The Italian American Family


Italian immigrants had a difficult time assimilating into American society due to their hesitance and unwillingness to abandon their culture and values. Italian immigrants and Italian-Americans today, hold on to values and beliefs that are contradictory to the values and beliefs dominant in American society. The United States is a capitalist society and therefore greatly values individual advancement. Autonomy and self-dependency are highly esteemed. For Italian-Americans, individual accomplishments are held second to family advancement. Italian-Americans expect their children to do well in both economic standards and career standards, but this is not how they measure success. A successful or “ideal” Italian-American child is one who makes his or her place in the world while staying consistent in their values and remaining close in both communication and residence with their family members. In order to be successful, your ideology has to include owing nothing to strangers and owing everything to your family. “Forget about it” when it comes to outsiders, but when it comes to famiglia, these unwritten rules prevail.

Interviewer: So do you place a high importance on family?

Girl: Yeah, of course.

Interviewer: So do you think you're going to stay with your family after you finish schooling?

Girl: No, I plan on moving out.

While most of the youth value family as the people closest to them, the majority of the youth would agree that they desire to move out. This, in turn demonstrates how 
Italian American values are changing, but the core of their beliefs have remained constant.


Italian-American emphasis on family is evident when examining the group’s residential patterns. Italian-Americans have a history of condensing in enclaves such as the predominantly Italian-American communities in Bensonhurst, Brooklyn and Howard Beach, Queens.

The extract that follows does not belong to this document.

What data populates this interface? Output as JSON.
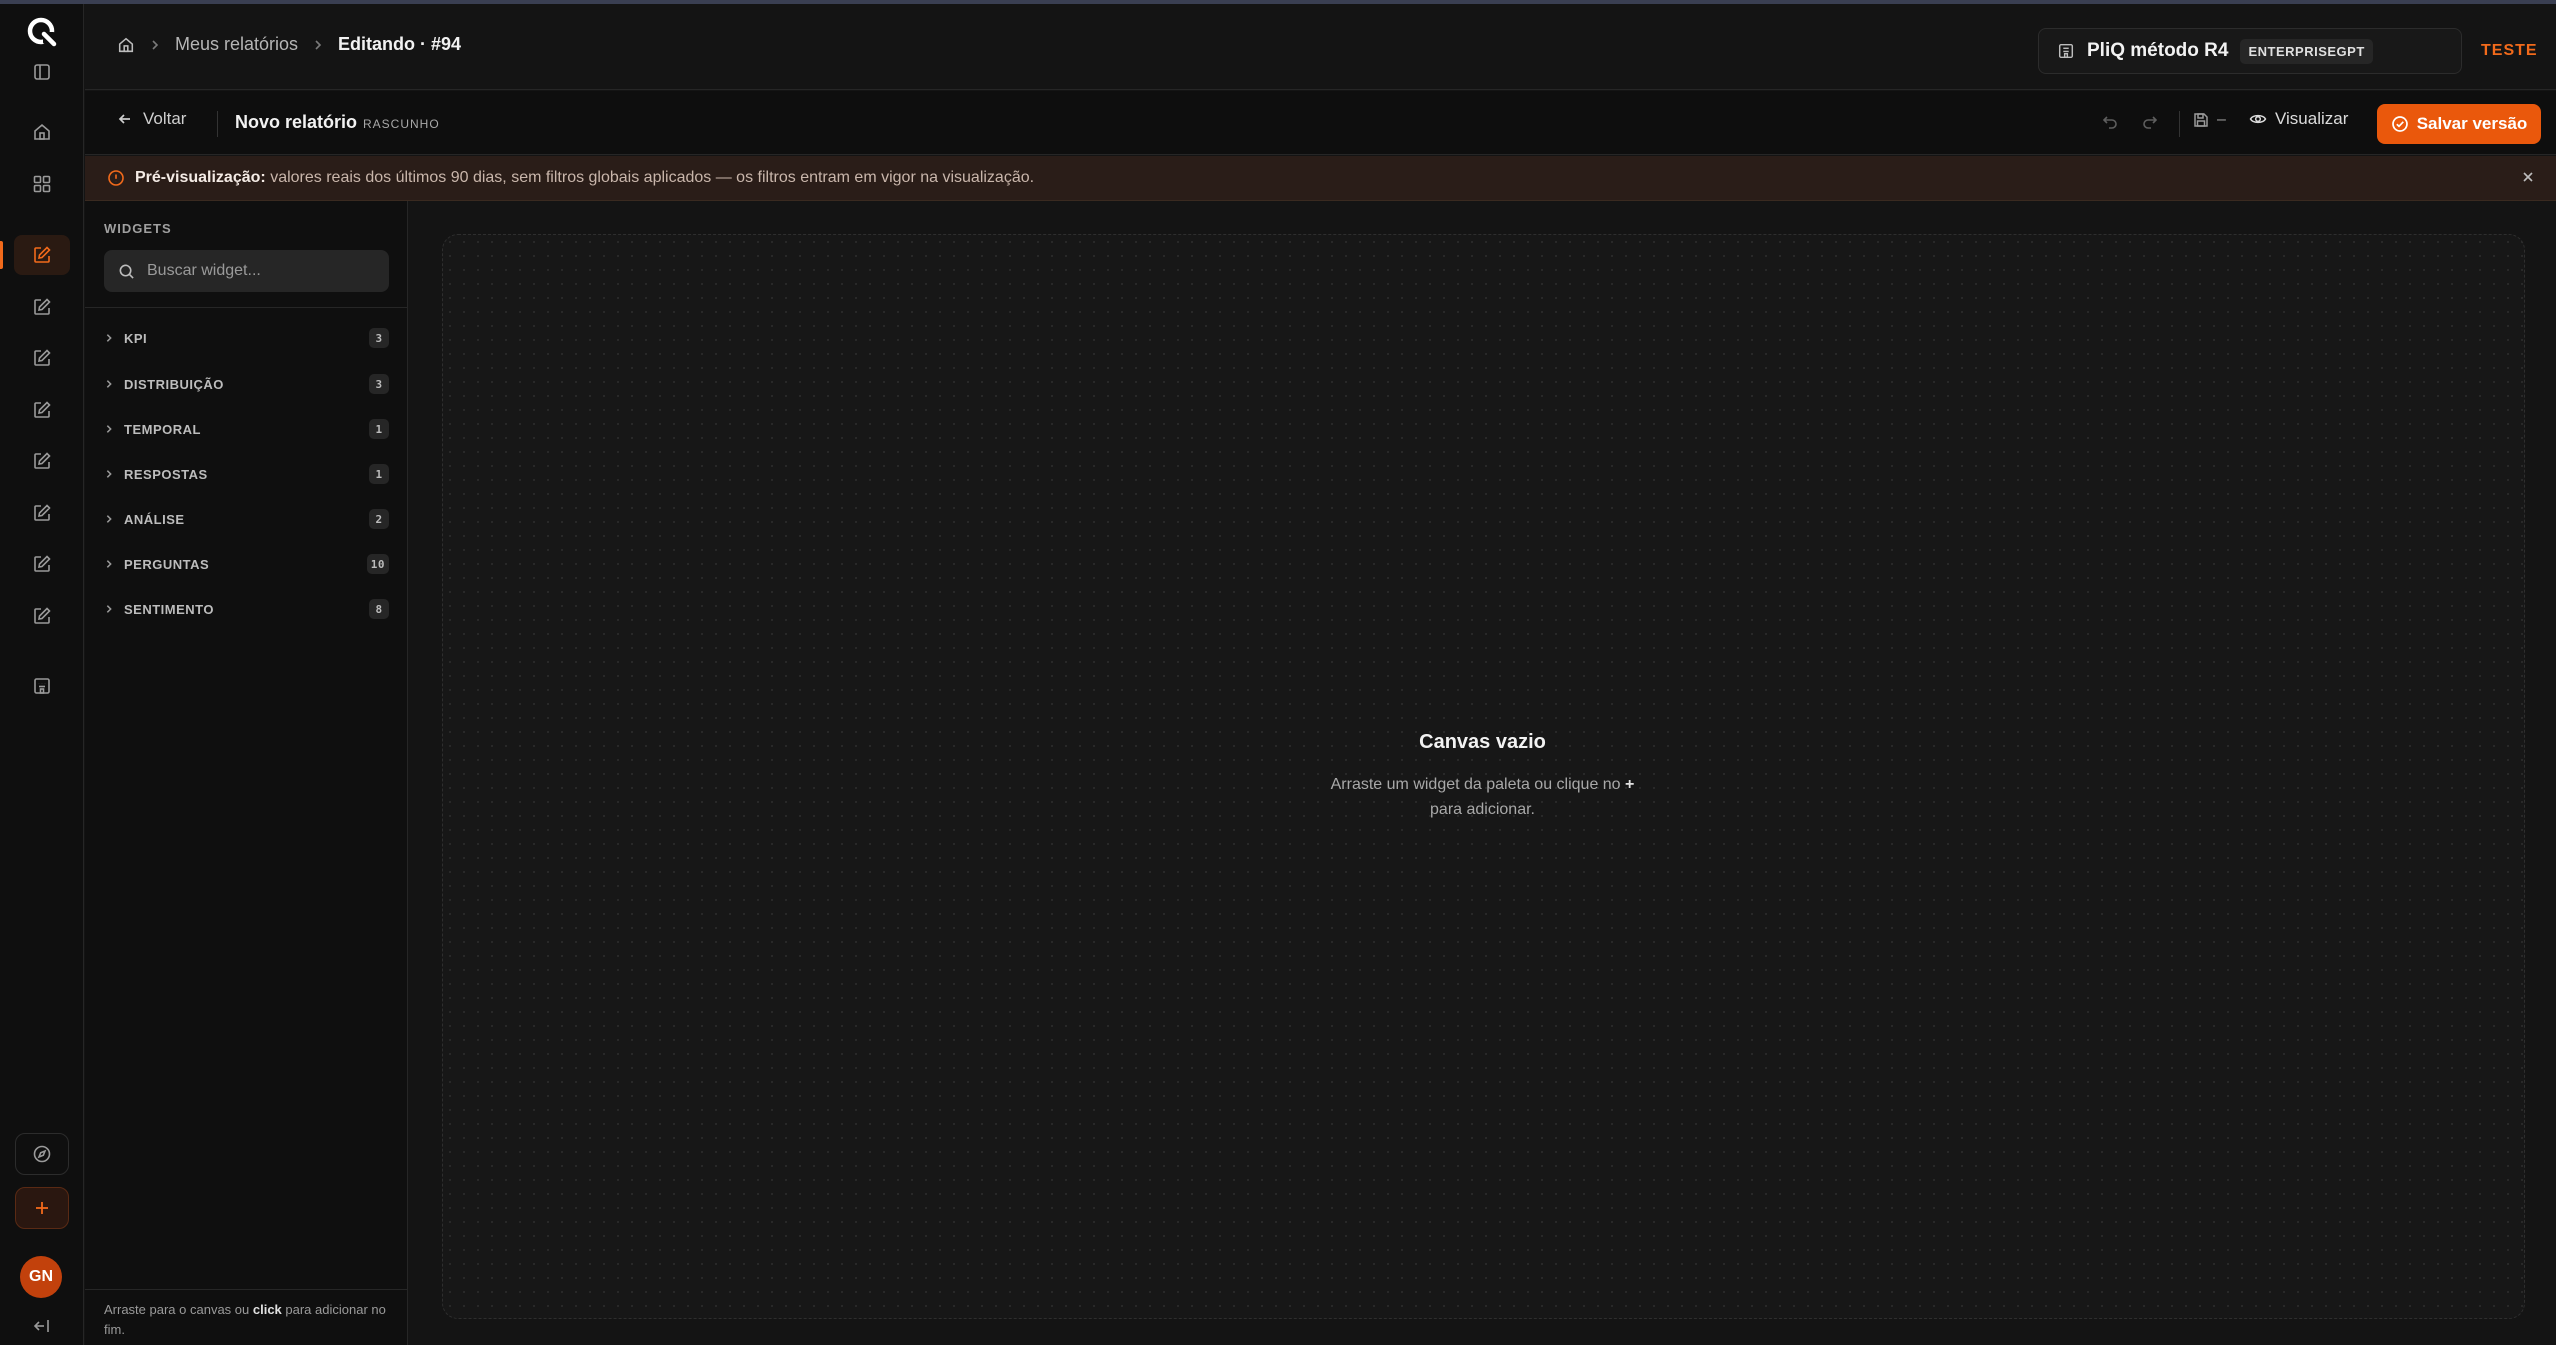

Italian-Americans have been living in homogenous communities since they first arrived in the United States and have retained these patterns today. This is understandable considering the difficulty immigrants face upon arriving to America. Surrounding yourself with those of your kind allows an easier transition into American culture.

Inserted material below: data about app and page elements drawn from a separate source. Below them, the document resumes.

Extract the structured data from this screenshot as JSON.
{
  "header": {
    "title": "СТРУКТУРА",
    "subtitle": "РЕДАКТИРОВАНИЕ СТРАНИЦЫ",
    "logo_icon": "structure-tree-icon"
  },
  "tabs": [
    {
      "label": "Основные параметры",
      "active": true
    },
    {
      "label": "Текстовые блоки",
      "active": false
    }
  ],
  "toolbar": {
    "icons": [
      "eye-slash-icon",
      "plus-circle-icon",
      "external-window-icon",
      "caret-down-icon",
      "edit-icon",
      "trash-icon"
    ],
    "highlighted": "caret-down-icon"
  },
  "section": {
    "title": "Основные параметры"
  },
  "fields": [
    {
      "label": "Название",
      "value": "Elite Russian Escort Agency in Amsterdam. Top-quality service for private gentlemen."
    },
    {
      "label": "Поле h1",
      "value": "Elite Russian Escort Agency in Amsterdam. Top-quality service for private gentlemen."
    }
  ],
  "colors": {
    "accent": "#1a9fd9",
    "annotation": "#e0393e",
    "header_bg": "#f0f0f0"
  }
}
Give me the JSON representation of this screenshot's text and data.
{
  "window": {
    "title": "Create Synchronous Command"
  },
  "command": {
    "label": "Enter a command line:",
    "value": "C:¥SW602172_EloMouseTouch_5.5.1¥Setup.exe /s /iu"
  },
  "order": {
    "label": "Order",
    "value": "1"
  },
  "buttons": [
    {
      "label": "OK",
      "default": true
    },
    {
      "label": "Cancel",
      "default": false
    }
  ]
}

Interviewer: What can you tell us about the park?

Girl: Well, no matter how old you are, you still come to this park to reunite with everyone from Howard Beach.

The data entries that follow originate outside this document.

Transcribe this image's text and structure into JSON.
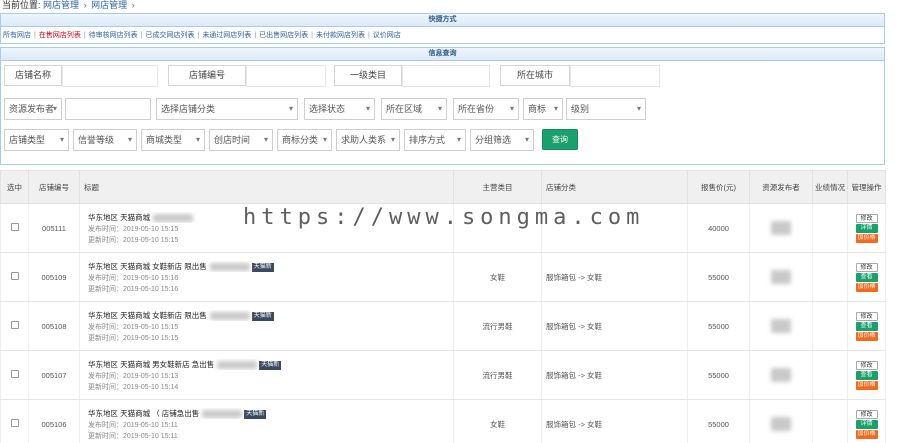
{
  "breadcrumb": {
    "current_label": "当前位置:",
    "items": [
      "网店管理",
      "网店管理"
    ]
  },
  "shortcut": {
    "title": "快捷方式",
    "links": [
      {
        "label": "所有网店",
        "red": false
      },
      {
        "label": "在售网店列表",
        "red": true
      },
      {
        "label": "待审核网店列表",
        "red": false
      },
      {
        "label": "已成交网店列表",
        "red": false
      },
      {
        "label": "未通过网店列表",
        "red": false
      },
      {
        "label": "已出售网店列表",
        "red": false
      },
      {
        "label": "未付款网店列表",
        "red": false
      },
      {
        "label": "议价网店",
        "red": false
      }
    ]
  },
  "query": {
    "title": "信息查询",
    "row1": [
      "店铺名称",
      "店铺编号",
      "一级类目",
      "所在城市"
    ],
    "row2": [
      {
        "label": "资源发布者",
        "dropdown": true
      },
      {
        "label": "",
        "dropdown": false
      },
      {
        "label": "选择店铺分类",
        "dropdown": true
      },
      {
        "label": "选择状态",
        "dropdown": true
      },
      {
        "label": "所在区域",
        "dropdown": true
      },
      {
        "label": "所在省份",
        "dropdown": true
      },
      {
        "label": "商标",
        "dropdown": true
      },
      {
        "label": "级别",
        "dropdown": true
      }
    ],
    "row3": [
      {
        "label": "店铺类型",
        "dropdown": true
      },
      {
        "label": "信誉等级",
        "dropdown": true
      },
      {
        "label": "商城类型",
        "dropdown": true
      },
      {
        "label": "创店时间",
        "dropdown": true
      },
      {
        "label": "商标分类",
        "dropdown": true
      },
      {
        "label": "求助人类系",
        "dropdown": true
      },
      {
        "label": "排序方式",
        "dropdown": true
      },
      {
        "label": "分组筛选",
        "dropdown": true
      }
    ],
    "submit_label": "查询"
  },
  "table": {
    "headers": [
      "选中",
      "店铺编号",
      "标题",
      "主营类目",
      "店铺分类",
      "报售价(元)",
      "资源发布者",
      "业绩情况",
      "管理操作"
    ],
    "rows": [
      {
        "id": "005111",
        "title": "华东地区 天猫商城",
        "tag": "",
        "publish": "发布时间：2019-05-10 15:15",
        "update": "更新时间：2019-05-10 15:15",
        "category": "",
        "shop_class": "",
        "price": "40000",
        "ops": [
          "修改",
          "详情",
          "加价格"
        ]
      },
      {
        "id": "005109",
        "title": "华东地区 天猫商城 女鞋新店 限出售",
        "tag": "天猫新",
        "publish": "发布时间：2019-05-10 15:16",
        "update": "更新时间：2019-05-10 15:16",
        "category": "女鞋",
        "shop_class": "服饰箱包 -> 女鞋",
        "price": "55000",
        "ops": [
          "修改",
          "查看",
          "加价格"
        ]
      },
      {
        "id": "005108",
        "title": "华东地区 天猫商城 女鞋新店 限出售",
        "tag": "天猫新",
        "publish": "发布时间：2019-05-10 15:15",
        "update": "更新时间：2019-05-10 15:15",
        "category": "流行男鞋",
        "shop_class": "服饰箱包 -> 女鞋",
        "price": "55000",
        "ops": [
          "修改",
          "查看",
          "加价格"
        ]
      },
      {
        "id": "005107",
        "title": "华东地区 天猫商城 男女鞋新店 急出售",
        "tag": "天猫新",
        "publish": "发布时间：2019-05-10 15:13",
        "update": "更新时间：2019-05-10 15:14",
        "category": "流行男鞋",
        "shop_class": "服饰箱包 -> 女鞋",
        "price": "55000",
        "ops": [
          "修改",
          "查看",
          "加价格"
        ]
      },
      {
        "id": "005106",
        "title": "华东地区 天猫商城 （ 店铺急出售",
        "tag": "天猫新",
        "publish": "发布时间：2019-05-10 15:11",
        "update": "更新时间：2019-05-10 15:11",
        "category": "女鞋",
        "shop_class": "服饰箱包 -> 女鞋",
        "price": "55000",
        "ops": [
          "修改",
          "详情",
          "加价格"
        ]
      }
    ]
  },
  "watermark": "https://www.songma.com"
}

Interviewer: So, you guys all stay connected, even when you grow up?

Girl: Yes.


Today, the Italian-Americans citizens of Howard Beach remain close to their families but with new opportunities for education and upward mobility, do not necessarily depend on their families for every aspect of their advancement. Children of immigrants have assimilated into American culture and have developed a balance between doing what they need to do for their own success and making sure their families remain in their lives. Of all the individuals we interviewed, the importance of family was confirmed. Many of the residents did not speak Italian and usually had parents or grandparents that did. Although they had not visited Italy and/or did not speak the language, the values and the culture that come with being Italian are have a firm grip on their beings. They plan of leaving the neighborhood but all felt as if their ties would remain. 

Although the individual we interviewed only works in Howard Beach, he still helped us to understand the importance of family to Italian-Americans. He let us know that the neighborhood is predominantly Italian-American, but the family dynamic is not the same dynamic the media continues to portray. Family for Italian-Americans today, does not necessarily include mafia affiliation and stereotypical Godfather and Gotti behavior (although John Gotti was a former resident). Italian-American families are characterized by strong bonds and lack the stereotypical stigmas the media has attached to them.


What did Howard Beach have to say?
One of our favorite quotes was from a man in his mid to late twenties. We asked him if he planned on moving away from Howard Beach and he said it was a possibility. We then inquired as to whether he would stay in contact with his family and he responded by saying:“Of course I would, you would have to be stupid not to remain close to your family.”
Female high school senior:
Interviewer: What can you tell us about the park?
Interviewee: Well, no matter how old you are, you still come to this park to reunite with everyone from Howard Beach.
Interviewer: So, you guys all stay connected, even when you grow up?
Interviewee: Yes.
Interviewer: Do you feel like you’re always going to stay connected with your family?
Interviewee: I’m always going to stay connected with my family.
Interviewer: Do you guys have the Italian home life?
Interviewee: Yeah, just dinners on Sunday.